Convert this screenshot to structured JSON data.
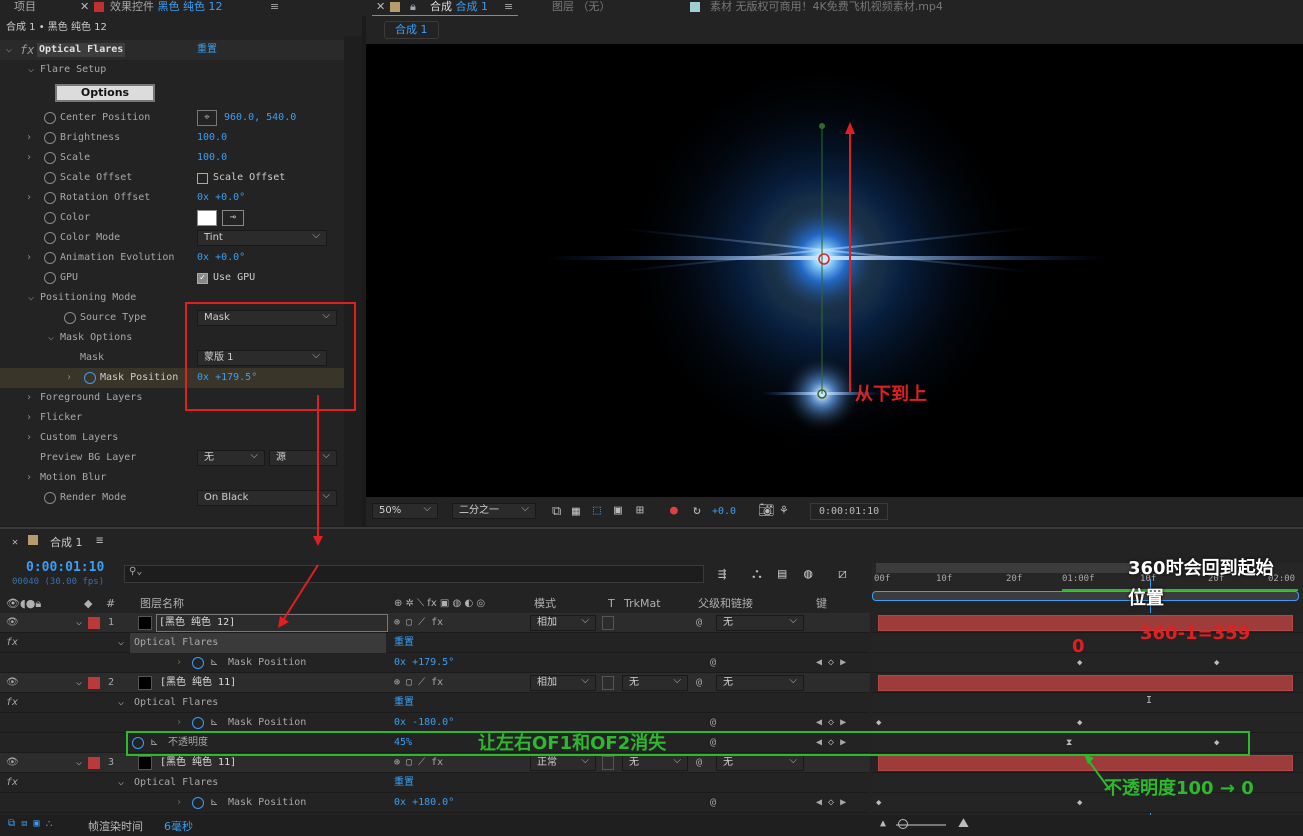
{
  "top_tabs": {
    "project": "项目",
    "effect_controls_prefix": "效果控件",
    "effect_controls_layer": "黑色 纯色 12",
    "comp_prefix": "合成",
    "comp_name": "合成 1",
    "layer_tab": "图层 （无）",
    "footage_tab": "素材 无版权可商用！4K免费飞机视频素材.mp4",
    "menu": "≡"
  },
  "effect_panel": {
    "breadcrumb": "合成 1 • 黑色 纯色 12",
    "effect_name": "Optical Flares",
    "reset": "重置",
    "flare_setup": "Flare Setup",
    "options_button": "Options",
    "props": [
      {
        "label": "Center Position",
        "value": "960.0, 540.0"
      },
      {
        "label": "Brightness",
        "value": "100.0"
      },
      {
        "label": "Scale",
        "value": "100.0"
      },
      {
        "label": "Scale Offset",
        "value": "Scale Offset"
      },
      {
        "label": "Rotation Offset",
        "value_prefix": "0x",
        "value": "+0.0°"
      },
      {
        "label": "Color",
        "value": ""
      },
      {
        "label": "Color Mode",
        "value": "Tint"
      },
      {
        "label": "Animation Evolution",
        "value_prefix": "0x",
        "value": "+0.0°"
      },
      {
        "label": "GPU",
        "value": "Use GPU"
      }
    ],
    "positioning_mode": "Positioning Mode",
    "source_type_label": "Source Type",
    "source_type_value": "Mask",
    "mask_options": "Mask Options",
    "mask_label": "Mask",
    "mask_value": "蒙版 1",
    "mask_position_label": "Mask Position",
    "mask_position_prefix": "0x",
    "mask_position_value": "+179.5°",
    "foreground_layers": "Foreground Layers",
    "flicker": "Flicker",
    "custom_layers": "Custom Layers",
    "preview_bg_label": "Preview BG Layer",
    "preview_bg_value": "无",
    "preview_bg_value2": "源",
    "motion_blur": "Motion Blur",
    "render_mode_label": "Render Mode",
    "render_mode_value": "On Black"
  },
  "viewer": {
    "comp_tab": "合成 1",
    "annotation": "从下到上"
  },
  "viewer_bar": {
    "zoom": "50%",
    "resolution": "二分之一",
    "exposure": "+0.0",
    "timecode": "0:00:01:10"
  },
  "timeline": {
    "tab": "合成 1",
    "timecode": "0:00:01:10",
    "frames": "00040 (30.00 fps)",
    "search_placeholder": "",
    "headers": {
      "layer_name": "图层名称",
      "mode": "模式",
      "t": "T",
      "trkmat": "TrkMat",
      "parent": "父级和链接",
      "keys": "键"
    },
    "ruler": [
      "00f",
      "10f",
      "20f",
      "01:00f",
      "10f",
      "20f",
      "02:00"
    ],
    "layers": [
      {
        "num": "1",
        "name": "[黑色 纯色 12]",
        "mode": "相加",
        "trkmat": "",
        "parent": "无",
        "effect": "Optical Flares",
        "reset": "重置",
        "prop": "Mask Position",
        "prefix": "0x",
        "value": "+179.5°"
      },
      {
        "num": "2",
        "name": "[黑色 纯色 11]",
        "mode": "相加",
        "trkmat": "无",
        "parent": "无",
        "effect": "Optical Flares",
        "reset": "重置",
        "prop": "Mask Position",
        "prefix": "0x",
        "value": "-180.0°",
        "opacity_label": "不透明度",
        "opacity_value": "45%"
      },
      {
        "num": "3",
        "name": "[黑色 纯色 11]",
        "mode": "正常",
        "trkmat": "无",
        "parent": "无",
        "effect": "Optical Flares",
        "reset": "重置",
        "prop": "Mask Position",
        "prefix": "0x",
        "value": "+180.0°"
      }
    ],
    "footer_label": "帧渲染时间",
    "footer_value": "6毫秒"
  },
  "annotations": {
    "a360": "360时会回到起始",
    "a360b": "位置",
    "zero": "0",
    "a359": "360-1=359",
    "green": "让左右OF1和OF2消失",
    "opacity": "不透明度100 → 0"
  },
  "colors": {
    "accent": "#3a9ef5",
    "red": "#e02020",
    "green": "#2eb82e",
    "layer_bar": "#9e3c3c"
  }
}
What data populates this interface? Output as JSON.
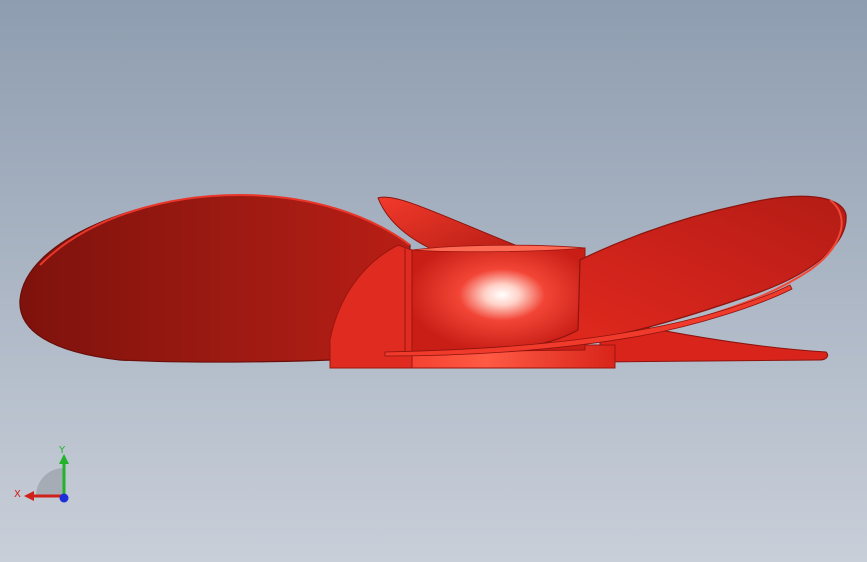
{
  "viewport": {
    "background_top": "#8e9db0",
    "background_bottom": "#c9cfd9"
  },
  "model": {
    "name": "propeller",
    "color": "#d8241a",
    "dark_color": "#7e120c",
    "highlight_color": "#ffffff"
  },
  "triad": {
    "x_label": "X",
    "y_label": "Y",
    "x_color": "#d0201a",
    "y_color": "#22b32a",
    "z_color": "#1e2ed8"
  }
}
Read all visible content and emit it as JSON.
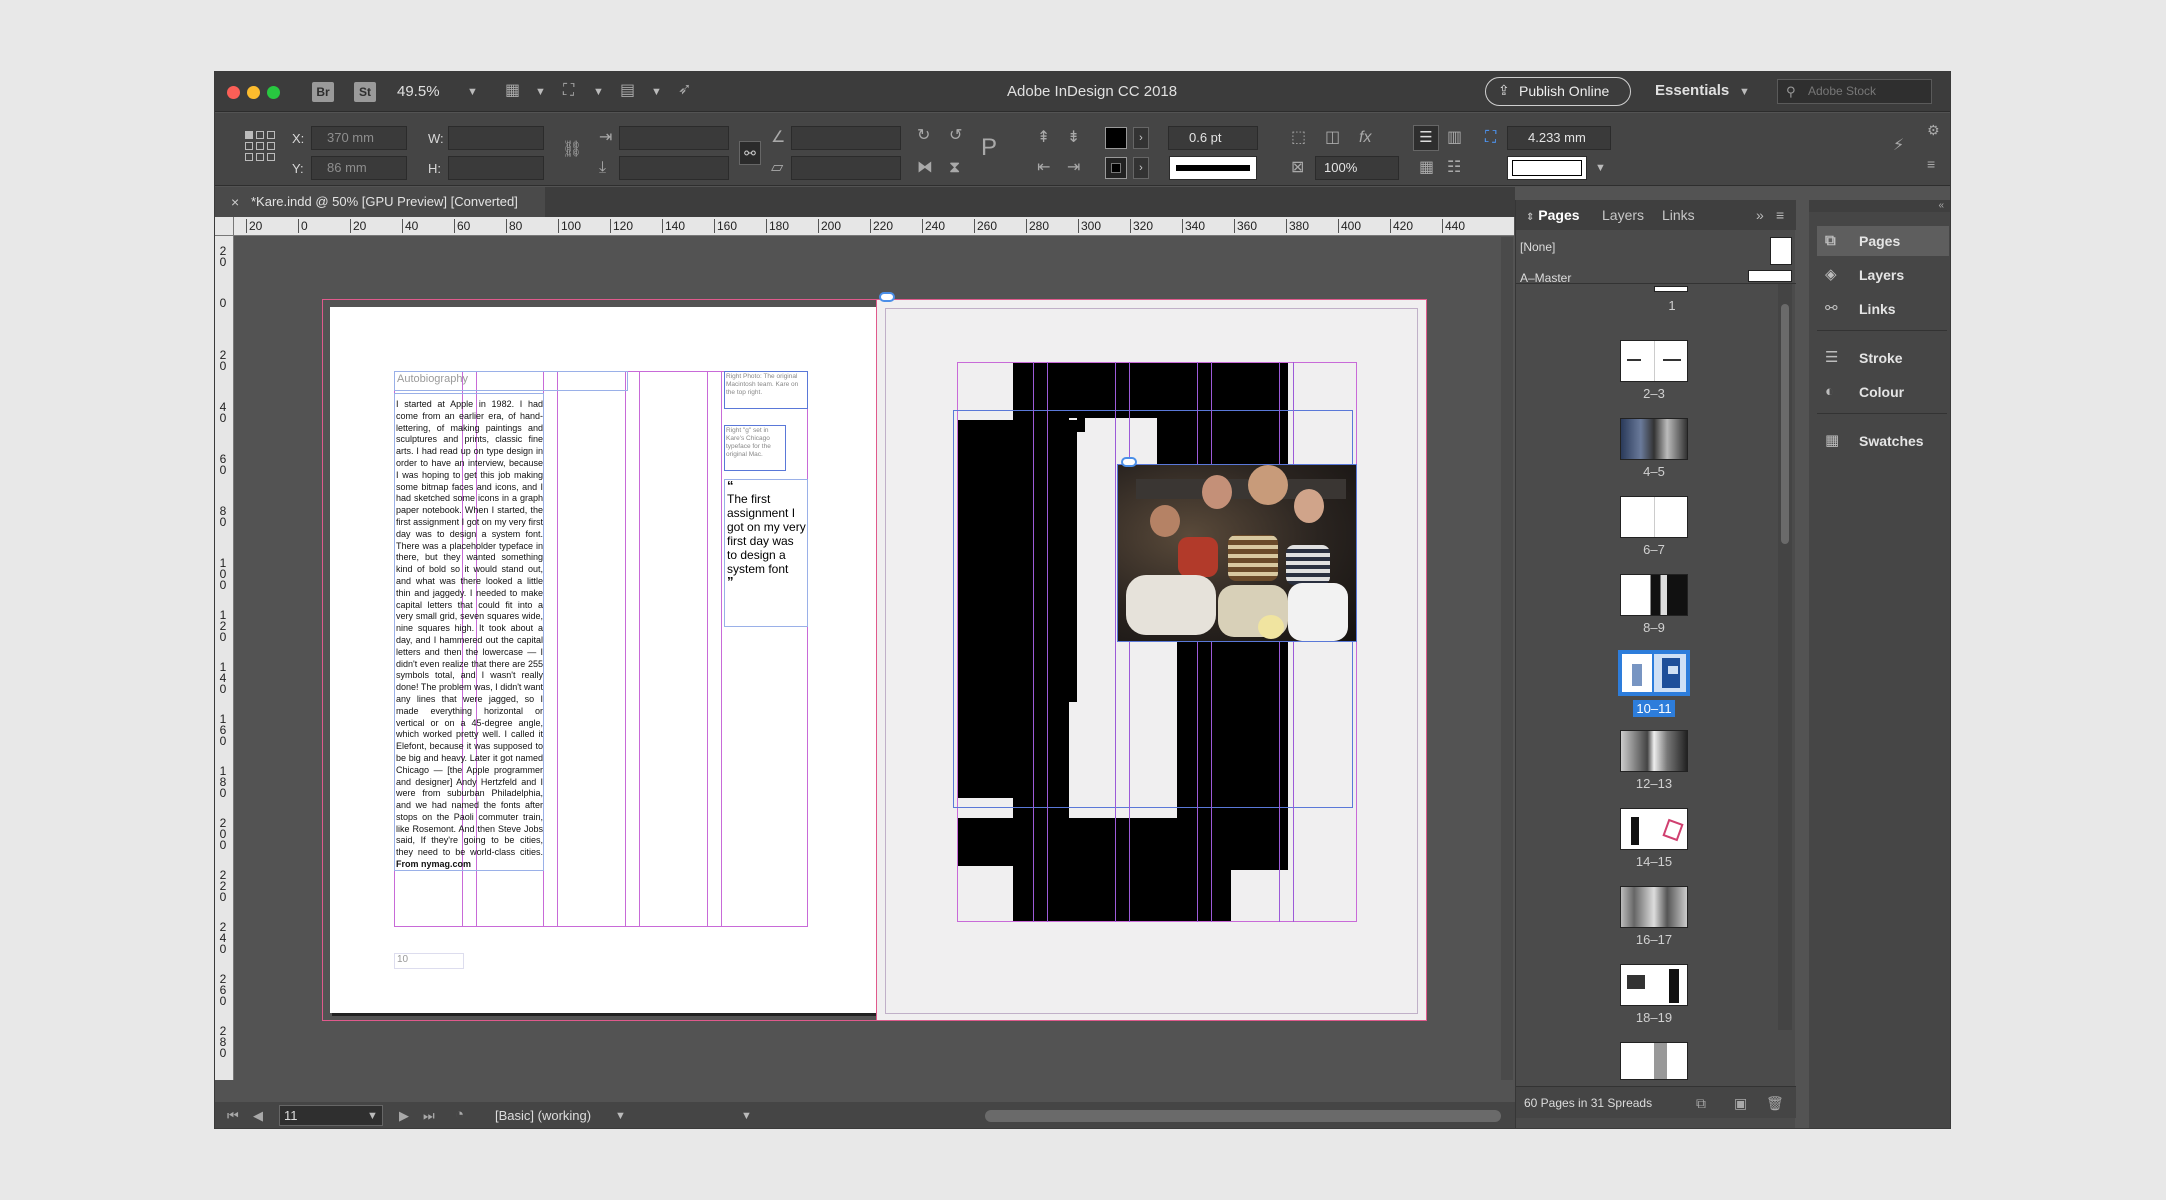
{
  "titlebar": {
    "bridge_badge": "Br",
    "stock_badge": "St",
    "zoom": "49.5%",
    "app_title": "Adobe InDesign CC 2018",
    "publish_label": "Publish Online",
    "workspace": "Essentials",
    "stock_placeholder": "Adobe Stock"
  },
  "control": {
    "x_label": "X:",
    "x_value": "370 mm",
    "y_label": "Y:",
    "y_value": "86 mm",
    "w_label": "W:",
    "h_label": "H:",
    "stroke_weight": "0.6 pt",
    "opacity": "100%",
    "size_value": "4.233 mm"
  },
  "doc_tab": {
    "close": "×",
    "title": "*Kare.indd @ 50% [GPU Preview] [Converted]"
  },
  "ruler": {
    "h_ticks": [
      "20",
      "0",
      "20",
      "40",
      "60",
      "80",
      "100",
      "120",
      "140",
      "160",
      "180",
      "200",
      "220",
      "240",
      "260",
      "280",
      "300",
      "320",
      "340",
      "360",
      "380",
      "400",
      "420",
      "440"
    ],
    "v_ticks": [
      "20",
      "0",
      "20",
      "40",
      "60",
      "80",
      "100",
      "120",
      "140",
      "160",
      "180",
      "200",
      "220",
      "240",
      "260",
      "280"
    ]
  },
  "spread": {
    "left_heading": "Autobiography",
    "body": "I started at Apple in 1982. I had come from an earlier era, of hand-lettering, of making paintings and sculptures and prints, classic fine arts. I had read up on type design in order to have an interview, because I was hoping to get this job making some bitmap faces and icons, and I had sketched some icons in a graph paper notebook. When I started, the first assignment I got on my very first day was to design a system font. There was a placeholder typeface in there, but they wanted something kind of bold so it would stand out, and what was there looked a little thin and jaggedy. I needed to make capital letters that could fit into a very small grid, seven squares wide, nine squares high. It took about a day, and I hammered out the capital letters and then the lowercase — I didn't even realize that there are 255 symbols total, and I wasn't really done! The problem was, I didn't want any lines that were jagged, so I made everything horizontal or vertical or on a 45-degree angle, which worked pretty well. I called it Elefont, because it was supposed to be big and heavy. Later it got named Chicago — [the Apple programmer and designer] Andy Hertzfeld and I were from suburban Philadelphia, and we had named the fonts after stops on the Paoli commuter train, like Rosemont. And then Steve Jobs said, If they're going to be cities, they need to be world-class cities.",
    "source": "From nymag.com",
    "caption1": "Right Photo: The original Macintosh team. Kare on the top right.",
    "caption2": "Right \"g\" set in Kare's Chicago typeface for the original Mac.",
    "open_quote": "“",
    "pull_quote": "The first assignment I got on my very first day was to design a system font",
    "close_quote": "”",
    "folio": "10"
  },
  "status": {
    "page_field": "11",
    "preflight": "[Basic] (working)"
  },
  "pages_panel": {
    "tabs": [
      "Pages",
      "Layers",
      "Links"
    ],
    "none_label": "[None]",
    "master_label": "A–Master",
    "thumbs": [
      "1",
      "2–3",
      "4–5",
      "6–7",
      "8–9",
      "10–11",
      "12–13",
      "14–15",
      "16–17",
      "18–19"
    ],
    "selected": "10–11",
    "footer": "60 Pages in 31 Spreads"
  },
  "dock": {
    "items": [
      "Pages",
      "Layers",
      "Links",
      "Stroke",
      "Colour",
      "Swatches"
    ]
  },
  "colors": {
    "chrome": "#535353",
    "panel": "#4b4b4b",
    "selection": "#2d7ddb",
    "guide_magenta": "#c86ad8",
    "guide_violet": "#9c5ad8"
  }
}
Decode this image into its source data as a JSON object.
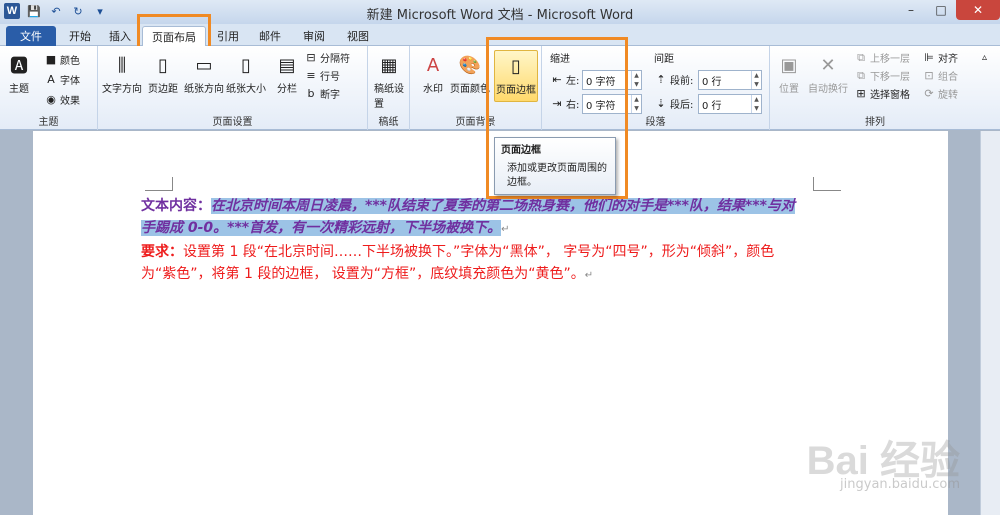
{
  "title": "新建 Microsoft Word 文档 - Microsoft Word",
  "qat": {
    "logo": "W",
    "save": "💾",
    "undo": "↶",
    "redo": "↻",
    "more": "▾"
  },
  "window": {
    "min": "–",
    "max": "□",
    "close": "✕"
  },
  "tabs": [
    "文件",
    "开始",
    "插入",
    "页面布局",
    "引用",
    "邮件",
    "审阅",
    "视图"
  ],
  "ribbon": {
    "theme": {
      "btn": "主题",
      "colors": "颜色",
      "fonts": "字体",
      "effects": "效果",
      "label": "主题"
    },
    "page_setup": {
      "text_dir": "文字方向",
      "margins": "页边距",
      "orientation": "纸张方向",
      "size": "纸张大小",
      "columns": "分栏",
      "breaks": "分隔符",
      "line_numbers": "行号",
      "hyphenation": "断字",
      "label": "页面设置"
    },
    "draft": {
      "btn": "稿纸设置",
      "label": "稿纸"
    },
    "background": {
      "watermark": "水印",
      "page_color": "页面颜色",
      "page_border": "页面边框",
      "label": "页面背景"
    },
    "paragraph": {
      "indent": "缩进",
      "left": "左:",
      "right": "右:",
      "left_val": "0 字符",
      "right_val": "0 字符",
      "spacing": "间距",
      "before": "段前:",
      "after": "段后:",
      "before_val": "0 行",
      "after_val": "0 行",
      "label": "段落"
    },
    "arrange": {
      "position": "位置",
      "wrap": "自动换行",
      "bring_forward": "上移一层",
      "send_backward": "下移一层",
      "selection_pane": "选择窗格",
      "align": "对齐",
      "group": "组合",
      "rotate": "旋转",
      "label": "排列"
    }
  },
  "tooltip": {
    "title": "页面边框",
    "body": "添加或更改页面周围的边框。"
  },
  "doc": {
    "p1_label": "文本内容：",
    "p1_text": "在北京时间本周日凌晨，***队结束了夏季的第二场热身赛，他们的对手是***队，结果***与对手踢成 0-0。***首发，有一次精彩远射，下半场被换下。",
    "p2_label": "要求：",
    "p2_text": "设置第 1 段“在北京时间……下半场被换下。”字体为“黑体”，     字号为“四号”，形为“倾斜”，颜色为“紫色”，将第 1 段的边框，     设置为“方框”，底纹填充颜色为“黄色”。",
    "ret": "↵"
  },
  "watermark": {
    "big": "Bai 经验",
    "small": "jingyan.baidu.com"
  }
}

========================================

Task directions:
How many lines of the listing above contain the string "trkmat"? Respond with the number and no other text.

Task answer:
4